• PROBLEM:
When you copy the entries, match them exactly and omit the pictures.

------------------------

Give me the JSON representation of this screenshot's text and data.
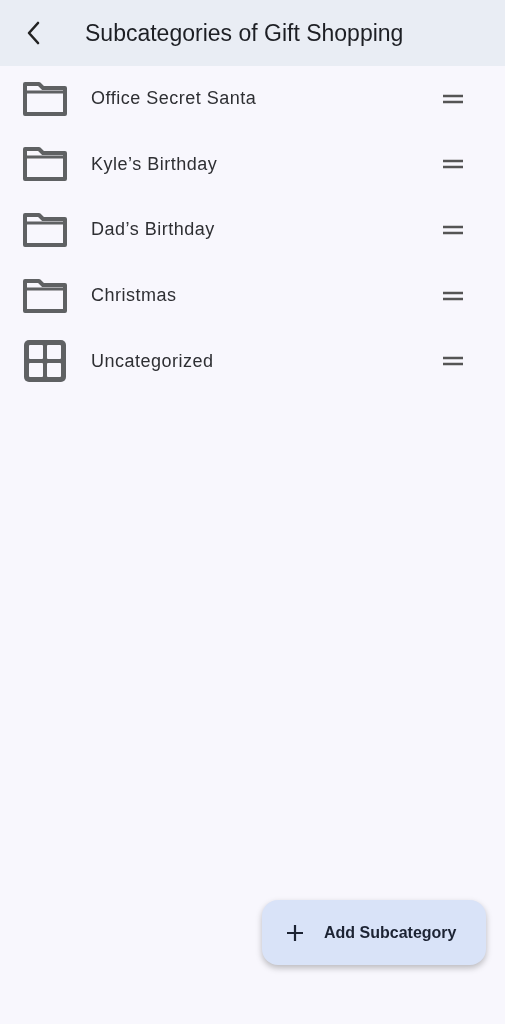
{
  "header": {
    "title": "Subcategories of Gift Shopping"
  },
  "items": [
    {
      "kind": "folder",
      "label": "Office Secret Santa"
    },
    {
      "kind": "folder",
      "label": "Kyle’s Birthday"
    },
    {
      "kind": "folder",
      "label": "Dad’s Birthday"
    },
    {
      "kind": "folder",
      "label": "Christmas"
    },
    {
      "kind": "grid",
      "label": "Uncategorized"
    }
  ],
  "fab": {
    "label": "Add Subcategory"
  }
}
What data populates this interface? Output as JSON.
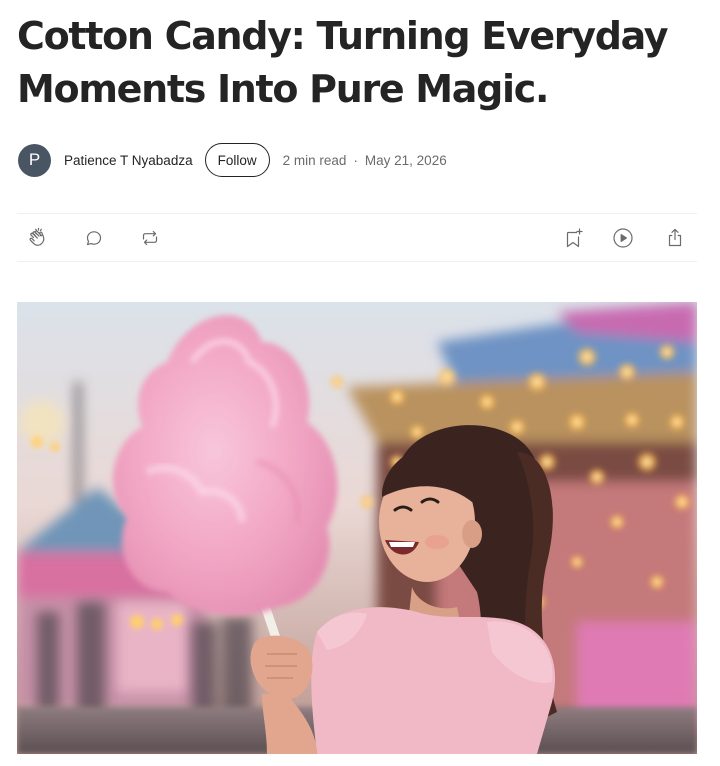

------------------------

• SOLUTION TO THIS EXERCISE:
Give me the JSON representation of this screenshot's text and data.
{
  "header": {
    "title": "Subcategories of Gift Shopping"
  },
  "items": [
    {
      "kind": "folder",
      "label": "Office Secret Santa"
    },
    {
      "kind": "folder",
      "label": "Kyle’s Birthday"
    },
    {
      "kind": "folder",
      "label": "Dad’s Birthday"
    },
    {
      "kind": "folder",
      "label": "Christmas"
    },
    {
      "kind": "grid",
      "label": "Uncategorized"
    }
  ],
  "fab": {
    "label": "Add Subcategory"
  }
}
What data populates this interface? Output as JSON.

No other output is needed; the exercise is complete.